Work item
In the records below, the line containing "Enumerate this screenshot's" marks the start. Copy that line and everything after it exactly, through the last line.

^^^^^^^^^^^^^^^^

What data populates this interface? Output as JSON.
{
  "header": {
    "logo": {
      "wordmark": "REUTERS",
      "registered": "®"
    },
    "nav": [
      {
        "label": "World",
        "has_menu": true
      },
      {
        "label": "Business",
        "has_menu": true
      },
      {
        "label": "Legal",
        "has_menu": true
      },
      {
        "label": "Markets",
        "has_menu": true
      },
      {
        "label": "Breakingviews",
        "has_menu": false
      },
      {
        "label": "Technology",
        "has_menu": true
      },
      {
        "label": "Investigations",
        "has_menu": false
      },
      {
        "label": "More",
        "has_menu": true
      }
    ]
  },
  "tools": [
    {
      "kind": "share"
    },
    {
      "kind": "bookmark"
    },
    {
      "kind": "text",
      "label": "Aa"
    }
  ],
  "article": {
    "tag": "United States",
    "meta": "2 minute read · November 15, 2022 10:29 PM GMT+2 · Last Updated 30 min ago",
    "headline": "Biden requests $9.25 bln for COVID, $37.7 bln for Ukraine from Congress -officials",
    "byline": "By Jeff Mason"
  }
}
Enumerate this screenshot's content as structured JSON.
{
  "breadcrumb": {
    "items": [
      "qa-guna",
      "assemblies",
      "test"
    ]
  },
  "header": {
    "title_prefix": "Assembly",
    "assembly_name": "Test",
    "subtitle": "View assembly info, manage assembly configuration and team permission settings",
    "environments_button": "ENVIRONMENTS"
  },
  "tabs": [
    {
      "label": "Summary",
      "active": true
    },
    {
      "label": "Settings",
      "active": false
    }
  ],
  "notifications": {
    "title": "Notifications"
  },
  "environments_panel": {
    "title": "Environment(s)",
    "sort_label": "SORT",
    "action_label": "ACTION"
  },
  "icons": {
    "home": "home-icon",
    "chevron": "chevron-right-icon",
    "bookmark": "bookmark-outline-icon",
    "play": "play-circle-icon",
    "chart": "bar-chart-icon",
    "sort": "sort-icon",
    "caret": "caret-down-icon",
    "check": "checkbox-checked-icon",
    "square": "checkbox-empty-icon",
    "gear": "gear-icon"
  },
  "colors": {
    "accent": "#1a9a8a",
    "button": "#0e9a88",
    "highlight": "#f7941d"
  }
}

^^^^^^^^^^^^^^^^

Answer to this exercise
Enumerate this screenshot's content as structured JSON.
{
  "breadcrumb": {
    "items": [
      "qa-guna",
      "assemblies",
      "test"
    ]
  },
  "header": {
    "title_prefix": "Assembly",
    "assembly_name": "Test",
    "subtitle": "View assembly info, manage assembly configuration and team permission settings",
    "environments_button": "ENVIRONMENTS"
  },
  "tabs": [
    {
      "label": "Summary",
      "active": true
    },
    {
      "label": "Settings",
      "active": false
    }
  ],
  "notifications": {
    "title": "Notifications"
  },
  "environments_panel": {
    "title": "Environment(s)",
    "sort_label": "SORT",
    "action_label": "ACTION"
  },
  "icons": {
    "home": "home-icon",
    "chevron": "chevron-right-icon",
    "bookmark": "bookmark-outline-icon",
    "play": "play-circle-icon",
    "chart": "bar-chart-icon",
    "sort": "sort-icon",
    "caret": "caret-down-icon",
    "check": "checkbox-checked-icon",
    "square": "checkbox-empty-icon",
    "gear": "gear-icon"
  },
  "colors": {
    "accent": "#1a9a8a",
    "button": "#0e9a88",
    "highlight": "#f7941d"
  }
}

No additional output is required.